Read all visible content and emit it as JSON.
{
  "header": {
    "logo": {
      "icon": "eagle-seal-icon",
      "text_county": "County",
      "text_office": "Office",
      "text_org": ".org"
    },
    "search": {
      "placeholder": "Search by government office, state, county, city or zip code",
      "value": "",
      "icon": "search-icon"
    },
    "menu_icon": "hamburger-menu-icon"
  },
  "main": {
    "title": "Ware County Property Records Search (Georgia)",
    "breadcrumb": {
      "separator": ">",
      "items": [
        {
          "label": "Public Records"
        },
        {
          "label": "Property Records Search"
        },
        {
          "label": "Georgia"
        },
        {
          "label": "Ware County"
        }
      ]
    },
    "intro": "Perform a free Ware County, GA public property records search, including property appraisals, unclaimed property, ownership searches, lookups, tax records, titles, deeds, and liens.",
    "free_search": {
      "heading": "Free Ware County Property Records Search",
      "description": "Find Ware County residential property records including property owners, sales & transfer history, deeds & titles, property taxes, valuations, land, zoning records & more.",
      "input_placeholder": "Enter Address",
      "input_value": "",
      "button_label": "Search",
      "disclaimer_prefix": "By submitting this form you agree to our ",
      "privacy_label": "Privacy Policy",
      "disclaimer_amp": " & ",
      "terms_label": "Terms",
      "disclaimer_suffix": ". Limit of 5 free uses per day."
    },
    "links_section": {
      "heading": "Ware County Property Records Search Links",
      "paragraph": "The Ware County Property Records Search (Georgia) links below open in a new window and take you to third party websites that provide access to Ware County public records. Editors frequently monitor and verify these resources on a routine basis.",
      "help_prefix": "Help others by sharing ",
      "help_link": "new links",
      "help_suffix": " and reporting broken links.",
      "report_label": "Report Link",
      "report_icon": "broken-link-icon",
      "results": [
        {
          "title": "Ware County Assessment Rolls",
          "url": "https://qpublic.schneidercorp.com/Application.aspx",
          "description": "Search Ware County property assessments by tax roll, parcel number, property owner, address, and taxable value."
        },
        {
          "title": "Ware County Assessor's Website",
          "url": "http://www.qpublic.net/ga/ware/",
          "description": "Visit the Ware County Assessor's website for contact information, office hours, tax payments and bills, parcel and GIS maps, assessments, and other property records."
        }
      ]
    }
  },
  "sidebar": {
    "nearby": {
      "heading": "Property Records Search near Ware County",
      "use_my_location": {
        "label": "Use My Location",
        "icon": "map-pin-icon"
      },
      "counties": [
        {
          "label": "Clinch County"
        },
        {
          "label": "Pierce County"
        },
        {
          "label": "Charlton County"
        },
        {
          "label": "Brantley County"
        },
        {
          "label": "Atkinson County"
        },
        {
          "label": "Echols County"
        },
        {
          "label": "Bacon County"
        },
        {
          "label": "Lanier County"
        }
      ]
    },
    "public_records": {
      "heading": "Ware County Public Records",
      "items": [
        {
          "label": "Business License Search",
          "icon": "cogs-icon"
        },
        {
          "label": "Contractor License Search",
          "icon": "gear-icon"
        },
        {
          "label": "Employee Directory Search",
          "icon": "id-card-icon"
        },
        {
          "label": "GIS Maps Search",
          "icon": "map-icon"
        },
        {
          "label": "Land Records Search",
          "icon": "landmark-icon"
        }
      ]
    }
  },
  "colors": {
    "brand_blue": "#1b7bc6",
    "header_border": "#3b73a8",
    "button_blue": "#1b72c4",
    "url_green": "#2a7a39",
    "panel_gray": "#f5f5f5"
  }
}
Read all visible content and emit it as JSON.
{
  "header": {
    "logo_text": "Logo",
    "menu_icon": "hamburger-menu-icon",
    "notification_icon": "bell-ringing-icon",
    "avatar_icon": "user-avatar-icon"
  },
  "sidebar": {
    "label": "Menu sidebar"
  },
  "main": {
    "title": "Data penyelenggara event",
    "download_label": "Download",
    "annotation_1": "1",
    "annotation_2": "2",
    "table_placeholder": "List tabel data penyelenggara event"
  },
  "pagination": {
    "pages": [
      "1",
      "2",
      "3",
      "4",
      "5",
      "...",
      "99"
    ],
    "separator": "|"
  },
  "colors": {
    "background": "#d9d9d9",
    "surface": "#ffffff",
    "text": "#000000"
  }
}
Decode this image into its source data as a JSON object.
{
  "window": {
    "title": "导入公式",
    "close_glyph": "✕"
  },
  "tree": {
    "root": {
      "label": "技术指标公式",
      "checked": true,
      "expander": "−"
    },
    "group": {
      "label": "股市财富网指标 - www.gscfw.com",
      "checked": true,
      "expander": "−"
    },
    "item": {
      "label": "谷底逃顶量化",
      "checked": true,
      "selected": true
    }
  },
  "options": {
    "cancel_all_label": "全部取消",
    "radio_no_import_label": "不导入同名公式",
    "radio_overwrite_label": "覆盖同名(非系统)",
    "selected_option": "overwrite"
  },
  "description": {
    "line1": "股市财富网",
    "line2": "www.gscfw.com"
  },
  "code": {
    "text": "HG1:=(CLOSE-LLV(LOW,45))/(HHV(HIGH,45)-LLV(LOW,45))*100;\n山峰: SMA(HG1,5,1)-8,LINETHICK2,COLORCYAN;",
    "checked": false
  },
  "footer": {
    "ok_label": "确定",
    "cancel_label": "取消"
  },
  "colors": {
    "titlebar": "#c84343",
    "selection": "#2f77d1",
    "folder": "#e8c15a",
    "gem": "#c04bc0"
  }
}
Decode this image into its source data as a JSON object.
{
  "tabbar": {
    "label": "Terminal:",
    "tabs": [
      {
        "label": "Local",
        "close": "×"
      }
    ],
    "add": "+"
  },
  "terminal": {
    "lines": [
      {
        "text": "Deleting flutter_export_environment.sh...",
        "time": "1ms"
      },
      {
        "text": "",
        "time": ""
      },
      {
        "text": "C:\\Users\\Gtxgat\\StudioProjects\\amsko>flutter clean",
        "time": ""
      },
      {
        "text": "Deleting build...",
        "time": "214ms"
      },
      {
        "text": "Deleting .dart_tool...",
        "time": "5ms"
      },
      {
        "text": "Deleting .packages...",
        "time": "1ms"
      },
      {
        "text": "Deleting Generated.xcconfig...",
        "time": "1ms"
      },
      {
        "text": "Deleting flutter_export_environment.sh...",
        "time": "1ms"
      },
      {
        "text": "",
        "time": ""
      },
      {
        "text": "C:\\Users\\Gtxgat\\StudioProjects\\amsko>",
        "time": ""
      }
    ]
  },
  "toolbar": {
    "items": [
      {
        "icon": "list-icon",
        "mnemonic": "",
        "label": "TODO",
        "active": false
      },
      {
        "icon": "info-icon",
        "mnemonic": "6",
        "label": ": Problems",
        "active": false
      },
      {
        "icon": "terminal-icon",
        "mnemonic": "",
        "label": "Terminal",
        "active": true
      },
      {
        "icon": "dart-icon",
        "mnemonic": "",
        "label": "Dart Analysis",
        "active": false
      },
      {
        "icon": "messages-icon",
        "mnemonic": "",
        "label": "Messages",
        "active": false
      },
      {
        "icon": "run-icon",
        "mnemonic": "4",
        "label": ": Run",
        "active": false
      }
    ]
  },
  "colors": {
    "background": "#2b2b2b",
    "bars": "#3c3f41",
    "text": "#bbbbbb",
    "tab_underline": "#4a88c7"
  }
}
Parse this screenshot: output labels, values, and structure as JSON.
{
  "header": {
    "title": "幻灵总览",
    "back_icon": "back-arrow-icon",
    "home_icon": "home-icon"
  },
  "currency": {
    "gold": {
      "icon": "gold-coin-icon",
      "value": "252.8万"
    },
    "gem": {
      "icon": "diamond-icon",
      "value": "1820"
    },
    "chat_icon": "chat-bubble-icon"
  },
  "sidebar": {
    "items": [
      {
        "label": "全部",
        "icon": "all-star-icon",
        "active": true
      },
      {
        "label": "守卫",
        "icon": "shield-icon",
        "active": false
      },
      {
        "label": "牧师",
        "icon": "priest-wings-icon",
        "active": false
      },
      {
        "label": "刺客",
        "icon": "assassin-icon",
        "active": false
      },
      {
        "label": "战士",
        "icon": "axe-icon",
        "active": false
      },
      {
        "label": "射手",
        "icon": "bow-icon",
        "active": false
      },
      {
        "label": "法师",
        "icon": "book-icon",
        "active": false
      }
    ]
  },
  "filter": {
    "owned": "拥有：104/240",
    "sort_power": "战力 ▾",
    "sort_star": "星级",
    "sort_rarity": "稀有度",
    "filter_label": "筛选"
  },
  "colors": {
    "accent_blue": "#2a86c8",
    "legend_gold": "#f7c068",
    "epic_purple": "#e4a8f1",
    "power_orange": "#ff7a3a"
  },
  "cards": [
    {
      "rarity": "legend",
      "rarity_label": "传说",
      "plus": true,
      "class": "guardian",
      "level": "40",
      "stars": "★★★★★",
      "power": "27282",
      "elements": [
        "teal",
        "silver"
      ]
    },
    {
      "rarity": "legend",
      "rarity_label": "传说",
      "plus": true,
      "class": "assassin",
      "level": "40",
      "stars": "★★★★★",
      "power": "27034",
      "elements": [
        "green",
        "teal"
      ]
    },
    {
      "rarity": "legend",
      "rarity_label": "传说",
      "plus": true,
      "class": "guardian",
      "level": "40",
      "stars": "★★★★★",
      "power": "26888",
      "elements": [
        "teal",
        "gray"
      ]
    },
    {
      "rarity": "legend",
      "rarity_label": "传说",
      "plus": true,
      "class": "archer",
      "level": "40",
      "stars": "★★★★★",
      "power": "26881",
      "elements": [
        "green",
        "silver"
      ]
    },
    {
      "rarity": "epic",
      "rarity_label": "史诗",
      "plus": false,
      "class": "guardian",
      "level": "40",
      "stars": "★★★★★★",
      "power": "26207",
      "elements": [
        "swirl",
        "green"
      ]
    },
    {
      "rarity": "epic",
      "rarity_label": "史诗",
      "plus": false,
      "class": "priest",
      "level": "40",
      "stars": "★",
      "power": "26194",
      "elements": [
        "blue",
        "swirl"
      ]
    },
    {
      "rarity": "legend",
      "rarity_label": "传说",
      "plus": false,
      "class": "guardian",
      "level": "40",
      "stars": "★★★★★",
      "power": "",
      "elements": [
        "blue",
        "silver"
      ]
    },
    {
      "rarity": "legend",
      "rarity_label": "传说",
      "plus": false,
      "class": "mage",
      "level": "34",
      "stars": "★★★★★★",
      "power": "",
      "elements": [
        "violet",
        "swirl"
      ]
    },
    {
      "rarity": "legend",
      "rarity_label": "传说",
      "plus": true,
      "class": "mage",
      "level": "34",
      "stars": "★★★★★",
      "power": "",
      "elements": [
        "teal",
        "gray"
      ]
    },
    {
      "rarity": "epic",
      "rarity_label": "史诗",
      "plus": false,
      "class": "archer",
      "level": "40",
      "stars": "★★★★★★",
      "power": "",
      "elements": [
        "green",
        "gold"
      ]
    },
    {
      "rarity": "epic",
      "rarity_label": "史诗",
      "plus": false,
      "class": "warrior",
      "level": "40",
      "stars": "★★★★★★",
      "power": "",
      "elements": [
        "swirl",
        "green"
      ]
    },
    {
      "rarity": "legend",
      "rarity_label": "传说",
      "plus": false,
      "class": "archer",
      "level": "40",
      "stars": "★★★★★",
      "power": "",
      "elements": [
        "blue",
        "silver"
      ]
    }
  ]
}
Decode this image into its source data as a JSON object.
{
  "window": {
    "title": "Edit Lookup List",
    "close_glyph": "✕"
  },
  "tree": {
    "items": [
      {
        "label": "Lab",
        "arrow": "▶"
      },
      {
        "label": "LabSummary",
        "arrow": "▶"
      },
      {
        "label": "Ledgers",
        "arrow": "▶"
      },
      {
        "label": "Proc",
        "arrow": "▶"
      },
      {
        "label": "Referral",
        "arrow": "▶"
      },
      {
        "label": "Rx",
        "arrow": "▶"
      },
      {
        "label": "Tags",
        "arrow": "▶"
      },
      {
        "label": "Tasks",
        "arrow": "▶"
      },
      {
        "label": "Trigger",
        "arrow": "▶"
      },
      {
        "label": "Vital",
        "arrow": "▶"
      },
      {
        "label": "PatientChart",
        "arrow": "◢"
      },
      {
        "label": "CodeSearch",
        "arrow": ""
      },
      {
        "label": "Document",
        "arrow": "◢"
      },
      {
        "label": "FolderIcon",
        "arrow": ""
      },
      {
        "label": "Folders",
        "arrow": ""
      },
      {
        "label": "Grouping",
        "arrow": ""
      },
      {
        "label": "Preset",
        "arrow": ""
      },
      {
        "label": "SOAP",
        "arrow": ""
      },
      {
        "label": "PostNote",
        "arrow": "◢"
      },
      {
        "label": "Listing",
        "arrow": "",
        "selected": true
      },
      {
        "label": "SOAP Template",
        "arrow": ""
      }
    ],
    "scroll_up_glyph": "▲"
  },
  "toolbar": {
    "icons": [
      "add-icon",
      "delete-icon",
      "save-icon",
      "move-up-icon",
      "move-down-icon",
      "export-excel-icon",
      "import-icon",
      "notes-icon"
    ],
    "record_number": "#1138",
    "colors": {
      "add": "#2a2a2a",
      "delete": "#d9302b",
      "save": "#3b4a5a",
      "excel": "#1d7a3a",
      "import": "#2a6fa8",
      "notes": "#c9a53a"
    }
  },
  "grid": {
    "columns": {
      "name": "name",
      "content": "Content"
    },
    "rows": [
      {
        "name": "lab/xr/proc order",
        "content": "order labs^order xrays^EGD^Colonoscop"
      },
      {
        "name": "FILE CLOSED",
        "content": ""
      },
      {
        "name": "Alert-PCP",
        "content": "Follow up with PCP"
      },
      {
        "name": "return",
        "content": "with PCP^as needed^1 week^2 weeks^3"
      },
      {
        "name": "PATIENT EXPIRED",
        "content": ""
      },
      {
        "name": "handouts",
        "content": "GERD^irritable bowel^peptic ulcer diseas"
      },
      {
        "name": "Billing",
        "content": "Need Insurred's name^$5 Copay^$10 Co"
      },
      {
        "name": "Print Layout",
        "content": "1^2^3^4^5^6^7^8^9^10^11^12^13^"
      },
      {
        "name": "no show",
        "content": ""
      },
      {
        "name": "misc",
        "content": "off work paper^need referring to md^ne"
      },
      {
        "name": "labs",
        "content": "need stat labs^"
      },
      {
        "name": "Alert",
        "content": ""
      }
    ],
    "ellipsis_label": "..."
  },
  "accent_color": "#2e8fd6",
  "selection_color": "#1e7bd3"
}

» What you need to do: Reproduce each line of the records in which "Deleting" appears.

» Final answer:
        "text": "Deleting flutter_export_environment.sh...",
        "text": "Deleting build...",
        "text": "Deleting .dart_tool...",
        "text": "Deleting .packages...",
        "text": "Deleting Generated.xcconfig...",
        "text": "Deleting flutter_export_environment.sh...",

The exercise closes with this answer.